One of the things that Brogg has made me aware of is the inequity of our presidential primary election process. As it currently exists, sparsely populated states like New Hampshire, Vermont, and Iowa (among others), cast votes earlier than the rest of the nation, and enjoy a disproportionate amount of power in electing our President. “Why is that a problem?” I asked Brogg, as I perused the voting guide. “Don’t the smaller states need a voice?”
Brogg explained: “Earlier in our country’s history, because of the time required to campaign in less densely populated states, many candidates completely avoided campaigning in them at all. Instead, they concentrated their efforts on those states with the largest amount of electoral votes. In order to encourage candidates to visit their states, some of the smaller ones that were geographically close to one another banded together and agreed to hold their primaries at or around the same time. By doing that, they helped to gain a bigger voice in the process.”
(By now, my head was spinning.)
Brogg continued. “Today, however, those constraints are no longer in place, and candidates are able to travel much greater distances with ease. With the Internet, cable, and satellite TV, voters in even the most remote locations have full access to all the candidates.” I nodded my understanding.
“Many states are now recognizing the folly of holding their primaries in June,” said Brogg. “Often, by that time, the process has all but run its course, and candidates have pretty much wrapped up their party nominations. So, many states are advancing the dates of their primaries to March, in an effort to make their citizens’ votes more relevant in the election process. Our own state of North Carolina is one that has followed that course of action.”
I was so impressed by Brogg’s explanation that I asked him how he would conduct the primaries should he be given a voice in the process. This is what he had to say: “I think there should be two tiers of voting states. The first tier would consist of those states with populations under 5,000,000 (as of 2014, there were 23*), or the lowest 25 in population. The remaining states would make up the second tier, and would cast their ballots a week later.”
“Okay, that’s good for those smaller states,” I said, “but what else would it really accomplish?”

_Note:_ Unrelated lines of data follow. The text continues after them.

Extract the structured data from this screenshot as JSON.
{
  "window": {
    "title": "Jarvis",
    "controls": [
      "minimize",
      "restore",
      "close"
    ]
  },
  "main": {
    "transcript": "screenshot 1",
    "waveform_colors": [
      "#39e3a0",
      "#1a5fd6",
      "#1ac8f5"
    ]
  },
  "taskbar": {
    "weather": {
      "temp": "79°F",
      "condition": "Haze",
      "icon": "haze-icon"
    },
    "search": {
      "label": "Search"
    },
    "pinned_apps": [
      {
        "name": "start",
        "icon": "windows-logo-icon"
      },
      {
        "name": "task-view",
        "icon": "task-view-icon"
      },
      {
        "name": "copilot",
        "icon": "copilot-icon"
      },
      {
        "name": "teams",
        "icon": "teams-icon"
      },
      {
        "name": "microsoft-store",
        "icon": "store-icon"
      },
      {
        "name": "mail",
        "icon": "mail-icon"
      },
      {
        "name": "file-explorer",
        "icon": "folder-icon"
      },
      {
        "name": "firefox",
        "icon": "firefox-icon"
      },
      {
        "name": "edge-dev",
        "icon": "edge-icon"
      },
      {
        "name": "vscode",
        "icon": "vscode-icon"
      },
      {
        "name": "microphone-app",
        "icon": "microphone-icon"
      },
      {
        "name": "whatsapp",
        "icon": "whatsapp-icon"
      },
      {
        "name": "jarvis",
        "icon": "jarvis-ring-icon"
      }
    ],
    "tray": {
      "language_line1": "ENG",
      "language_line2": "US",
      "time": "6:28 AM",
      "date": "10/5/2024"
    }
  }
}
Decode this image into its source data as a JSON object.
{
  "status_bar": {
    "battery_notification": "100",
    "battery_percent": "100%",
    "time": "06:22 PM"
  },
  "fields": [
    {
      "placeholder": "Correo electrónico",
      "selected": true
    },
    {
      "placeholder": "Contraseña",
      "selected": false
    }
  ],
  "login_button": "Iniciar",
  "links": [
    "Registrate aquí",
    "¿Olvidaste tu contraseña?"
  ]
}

Brogg smiled at my naiveté. “Well, you know how the Republicans had 17 candidates in the field this year?” I acknowledged that fact. “Well,” said Brogg, “if they knew that they couldn’t gain any traction in early voting by small states, most of the less serious candidates wouldn’t even bother to run.”
“Oh,” I said, “I get it. There’d be fewer candidates. And that would equal more time for the ‘serious’ ones to get their message across. That’s brilliant!” Brogg’s smile broadened. “Exactly,” he replied. “That would let the voters make a more informed decision and—”
“Plus,” I interjected, “we wouldn’t have to endure all those debates! (It was a real horror show.) Brogg, you’re a genius!”
Ignoring my compliment, my little friend continued. “That way, those in less populated states could still feel as though their voices were being heard, but the real impact would be to winnow the field considerably—and earlier!” (I told you he was smart.)
So there you have it, Primary Voting 101, courtesy of Brogg Perrone, my consigliere and valued companion. Maybe this fall, I can persuade him to expound upon the general election—or not! (Not to worry; no partisan politicking from me—or Brogg.)